BY STEVE HARRIS
SPECIAL TO THE GAZETTE
For many years I’ve been honored to count myself as both a fan and friend of local folkie Joe Uveges.
Joe is a talented singer-songwriter with seven albums to his credit and a coast-to-coast touring reputation. By degrees, his songs may be whimsical or sentimental, but you can be sure that they will always be personal, heartfelt and honest. Therefore, it was with great anticipation that I received his latest project, a collaboration with Stephanie Pauline, a relative newcomer to the Colorado Springs music scene.
With four solo CDs of her own, an engaging personality and a strong, true voice, Stephanie is an emerging force in the commercial country world. “When the Smoke Clears” may just catapult these two troubadours to a more prominent place on the national stage.
To fund their ambitious vision, Joe and Stephanie raised $6,000 through CD pre-sales and donations on Kickstarter, allowing them the luxury of using A-list musicians and producers in Nashville. The result is an exquisite blend of Americana styles ranging from folk and bluegrass to western swing and alternative country, with even a little bit of rock ’n’ roll thrown in for good measure.
Joe and Stephanie trade off lead vocal duties on songs that come off as calculated to please but not contrived. Joe’s folk roots are tempered by Stephanie’s country sensibility, and vice versa.
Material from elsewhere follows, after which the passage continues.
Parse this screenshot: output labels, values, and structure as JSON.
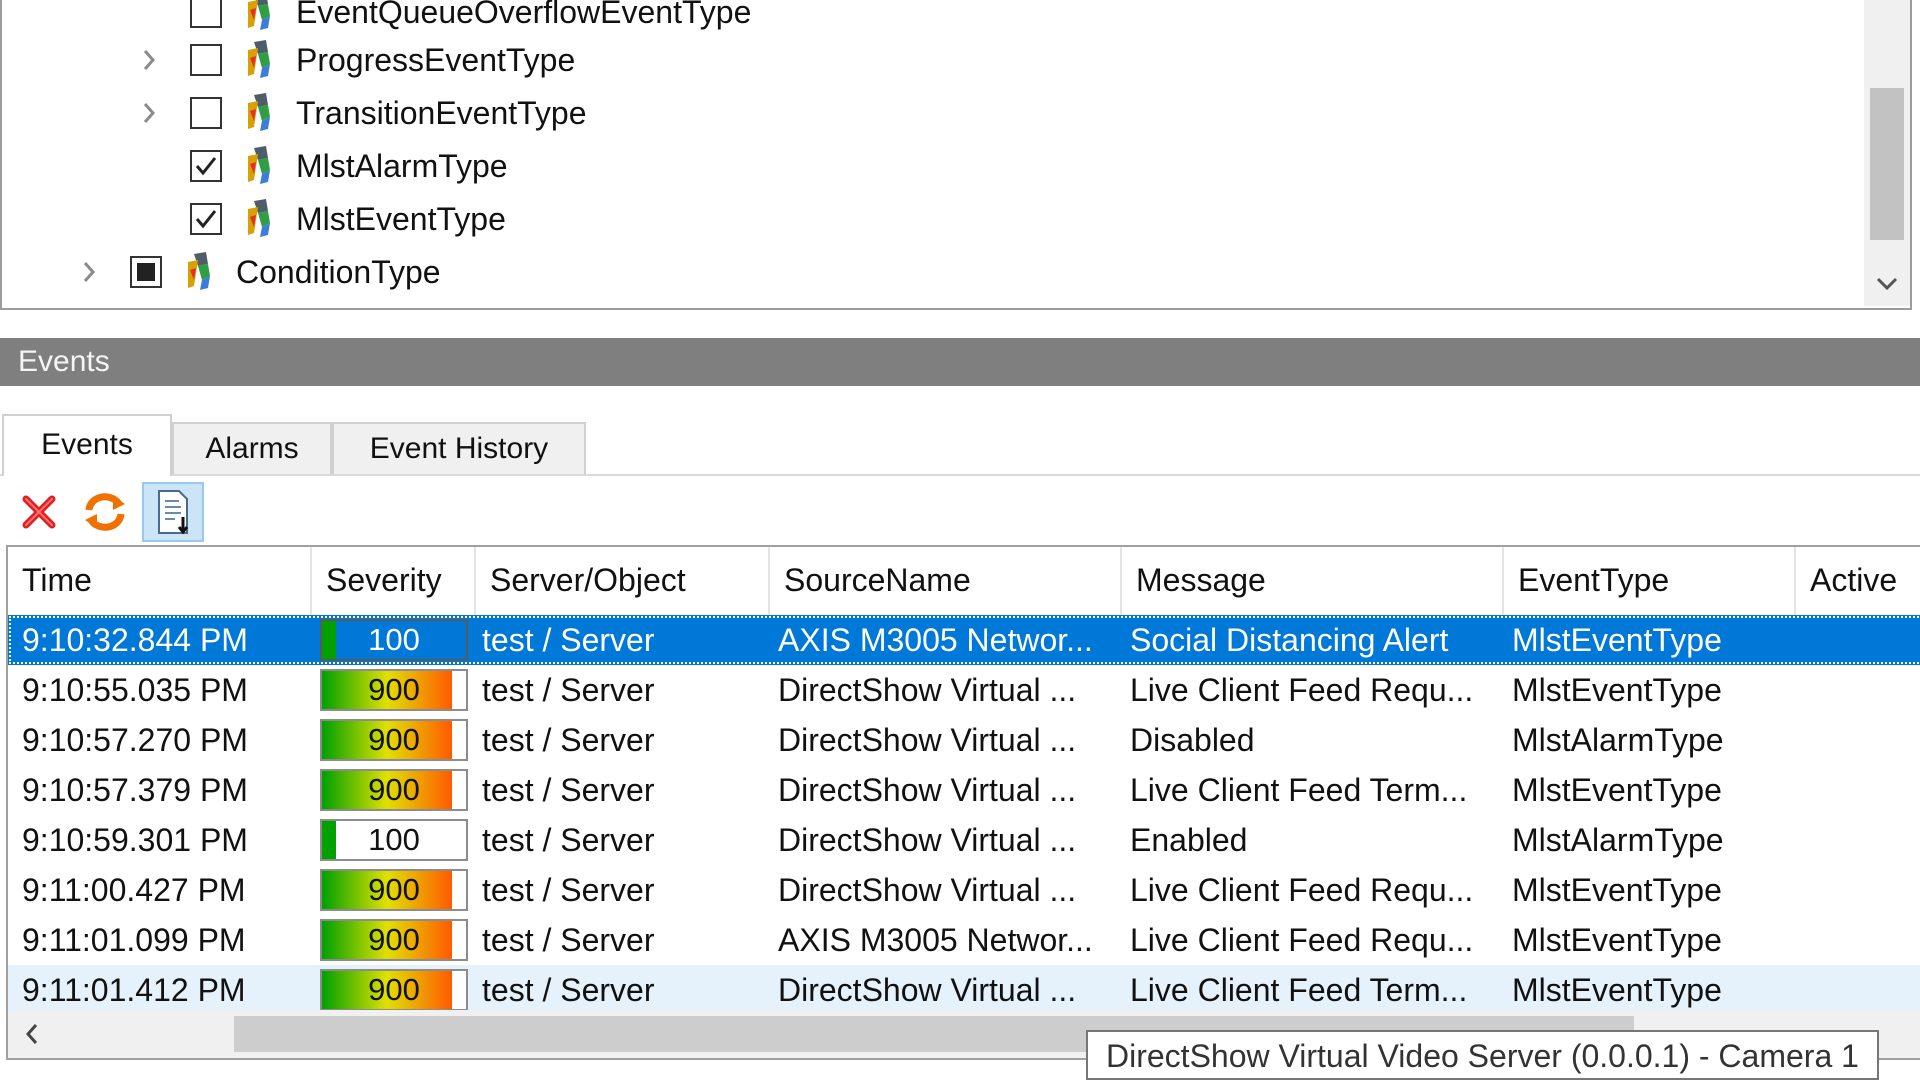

Catchy melodies, pleasing harmonies and intelligent lyrics make this release a sure bet to please almost any listener.
Although Joe and Stephanie are not shy about their religious convictions, rest assured that there are no preachy songs on “When the Smoke Clears.” The CD opens with “Build a Barn,” a song that hearkens back to a day when neighbors would help neighbors (“Come on, build a barn with me/There’s nothing we can’t do together if we try”). From there the disc transitions to the bluesy swing of “I Don’t Dance (Unless You Dance With Me).”
Perhaps the chemistry between Joe and Stephanie is nowhere more apparent, however, than on the tender romantic ballad “Start With I Love You” (“If we get disconnected/Or if something else goes wrong, my dear/Well, start with I love you/That’s what I really need to hear”).
“God Bless Country Radio” appears destined for heavy airplay on CMT, and it wouldn’t surprise me if a presidential candidate (of any political stripe) adopted the title track for a campaign theme — it’s a rousing, optimistic anthem about facing and conquering adversity.
“Unbroken” and “Don’t” are also strong candidates for hit-single status.
From beginning to end, “When The Smoke Clears” is a delight to the ears — as good as any music coming out of Nashville today (and I mean that in a good way).